The world has had enough of evolution … In the future, evolution will be remembered only as the crowning deception which the arch-enemy of human souls foisted upon the race in his attempt to lead man away from the Savior. The Science of the future will be creationism. As the ages roll by, the mysteries of creation week will be cleared up, and as we have learned to read the secrets of creative power in the lives of animals and plants about us, we shall understand much that our dim senses cannot now fathom. If we hope to continue scientific study in the laboratories and fields of the earth restored, we must begin to get the lessons of truth now. The time is ripe for a rebellion against the dominion of evolution, and for a return to the fundamentals of true science.”
I could go on, but I think the point has been made. Evolution must be a pretty robust idea; it is forever on the verge of collapse yet never collapses. Perhaps the anti-evolution crowd has been engaged in the mass self-deception of wishful thinking all this time? It would appear so. Now Wells begins to explain why he thinks evolution is just like alchemy:
First, Darwinism is similar to alchemy in purporting to hold the key to transmutation. Alchemists sought the secret of turning lead into gold; Darwinists think they already possess the secret of turning bacteria into baboons.
So believing that one thing in nature can change into another thing makes one an alchemist? Someone better tell all those geologists who seem to think that they know how strontium turns into rubidium and how potassium turns into argon; silly geologists, don’t you know you’re believing in alchemy? I guess nuclear physics must be on the verge of collapse too. No doubt we’ll be hearing about “Intelligent Decay” soon, informing us that it’s impossible for uranium to turn into lead by “purely random processes.”
Of course, there are also significant differences between alchemy and Darwinism. One is that alchemists were self-consciously searching for The Answer; Darwinists think they already have It. Another is that alchemy contributed many insights, materials and tools to the development of modern chemistry; Darwinism has almost nothing to contribute to the development of biology.
Wow. Seriously, how freaking delusional does one have to be to utter that phrase? In public, no less.
The only things Darwinism can call its own are speculations about common ancestry and the transmutation of species that look increasingly implausible with each new piece of evidence.
Really? When paleontologists found yet another transitional fossil in Tiktaalik roseae, confirming their predictions of the creature’s anatomy, environment and age, did that make common descent “look increasingly implausible”? With the advent of genome sequencing providing volumes of data and the ability to compare the genomes of different species gene by gene, has that made common descent more plausible or less plausible?
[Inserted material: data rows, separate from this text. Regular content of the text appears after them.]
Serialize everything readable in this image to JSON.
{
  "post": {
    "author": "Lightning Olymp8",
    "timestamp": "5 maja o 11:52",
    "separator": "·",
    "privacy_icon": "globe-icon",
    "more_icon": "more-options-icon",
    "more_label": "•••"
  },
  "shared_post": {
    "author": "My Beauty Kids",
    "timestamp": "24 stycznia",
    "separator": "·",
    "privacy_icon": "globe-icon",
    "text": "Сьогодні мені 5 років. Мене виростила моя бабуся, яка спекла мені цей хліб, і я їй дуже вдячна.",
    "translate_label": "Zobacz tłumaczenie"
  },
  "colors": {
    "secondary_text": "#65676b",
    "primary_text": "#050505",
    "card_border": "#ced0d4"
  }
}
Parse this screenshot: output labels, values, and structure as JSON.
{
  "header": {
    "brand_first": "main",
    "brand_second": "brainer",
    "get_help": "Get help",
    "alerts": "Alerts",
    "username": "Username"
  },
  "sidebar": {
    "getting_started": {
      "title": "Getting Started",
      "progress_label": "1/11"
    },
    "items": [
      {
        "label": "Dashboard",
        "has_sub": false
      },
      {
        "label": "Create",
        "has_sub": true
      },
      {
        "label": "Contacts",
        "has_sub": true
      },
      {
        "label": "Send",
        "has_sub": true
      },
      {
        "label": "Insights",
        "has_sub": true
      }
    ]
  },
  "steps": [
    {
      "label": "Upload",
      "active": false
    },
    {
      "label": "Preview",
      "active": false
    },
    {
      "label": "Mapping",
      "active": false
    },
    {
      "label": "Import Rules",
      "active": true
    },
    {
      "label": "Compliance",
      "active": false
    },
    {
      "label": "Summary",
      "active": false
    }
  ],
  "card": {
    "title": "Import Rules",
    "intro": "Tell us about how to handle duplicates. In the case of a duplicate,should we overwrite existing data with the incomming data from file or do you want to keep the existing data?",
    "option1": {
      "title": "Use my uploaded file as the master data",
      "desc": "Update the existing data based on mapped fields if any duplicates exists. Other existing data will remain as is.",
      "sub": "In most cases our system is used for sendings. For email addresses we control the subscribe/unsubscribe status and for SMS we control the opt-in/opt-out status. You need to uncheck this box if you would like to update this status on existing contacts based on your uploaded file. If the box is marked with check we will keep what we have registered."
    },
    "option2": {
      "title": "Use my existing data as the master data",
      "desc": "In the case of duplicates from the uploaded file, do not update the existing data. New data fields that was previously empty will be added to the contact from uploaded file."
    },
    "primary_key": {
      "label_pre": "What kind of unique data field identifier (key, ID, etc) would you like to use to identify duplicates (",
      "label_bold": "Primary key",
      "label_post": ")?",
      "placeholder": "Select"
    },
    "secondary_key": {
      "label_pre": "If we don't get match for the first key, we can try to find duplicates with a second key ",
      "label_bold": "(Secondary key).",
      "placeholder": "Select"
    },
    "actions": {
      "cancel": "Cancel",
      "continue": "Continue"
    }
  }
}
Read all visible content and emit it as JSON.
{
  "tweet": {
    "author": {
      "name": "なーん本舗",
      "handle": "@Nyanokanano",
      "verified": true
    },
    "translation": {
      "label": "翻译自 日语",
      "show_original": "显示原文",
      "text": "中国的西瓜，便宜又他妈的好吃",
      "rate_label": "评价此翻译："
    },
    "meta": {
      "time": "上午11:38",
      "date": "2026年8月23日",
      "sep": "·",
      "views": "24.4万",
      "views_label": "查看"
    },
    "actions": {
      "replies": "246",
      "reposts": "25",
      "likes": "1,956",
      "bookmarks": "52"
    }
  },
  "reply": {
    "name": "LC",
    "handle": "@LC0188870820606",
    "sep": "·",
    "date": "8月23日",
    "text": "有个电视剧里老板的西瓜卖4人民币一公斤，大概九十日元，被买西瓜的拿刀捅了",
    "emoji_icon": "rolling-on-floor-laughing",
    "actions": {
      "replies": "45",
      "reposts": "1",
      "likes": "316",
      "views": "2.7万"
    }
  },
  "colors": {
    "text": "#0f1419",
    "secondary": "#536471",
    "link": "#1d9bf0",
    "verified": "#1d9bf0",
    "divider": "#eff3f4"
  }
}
You might want to ask Francis Collins. In his recent book he offered multiple lines of evidence for common descent based on genome sequencing, including the fact that one finds damaged and non-functional gene sequences at precisely the same place in the genomes of radically different species:
Finding a precisely truncated ARE [damaged copy] in the same place in both human and mouse genomes is compelling evidence that this insertion event must have occurred in an ancestor that was common to both the human and the mouse…
Unless one is willing to take the position that God has placed these decapitated AREs (1) in these precise positions to confuse and mislead us, the conclusion of a common ancestor for humans and mice is virtually inescapable. This kind of recent genome data thus presents an overwhelming challenge to those who hold to the idea that all species were created ex nihilo.
Oh heck, what does Collins know? He’s only the director of the Human Genome Project. As such, he’s just another member of the atheistic Darwinian conspiracy, so we don’t have to listen to him. Oh, he’s an evangelical Christian? Well that’s not good. How will we impeach his argument now? It’s not as though we can give a substantive answer to them and now our ad hominems are useless. Ah well, they’ll just have to make due with this kind of silly rhetoric from Jonathan Wells.
Update: I mistakenly attributed the post on the DI blog to Jonathan Witt when it was actually written by Jonathan Wells. My apologies.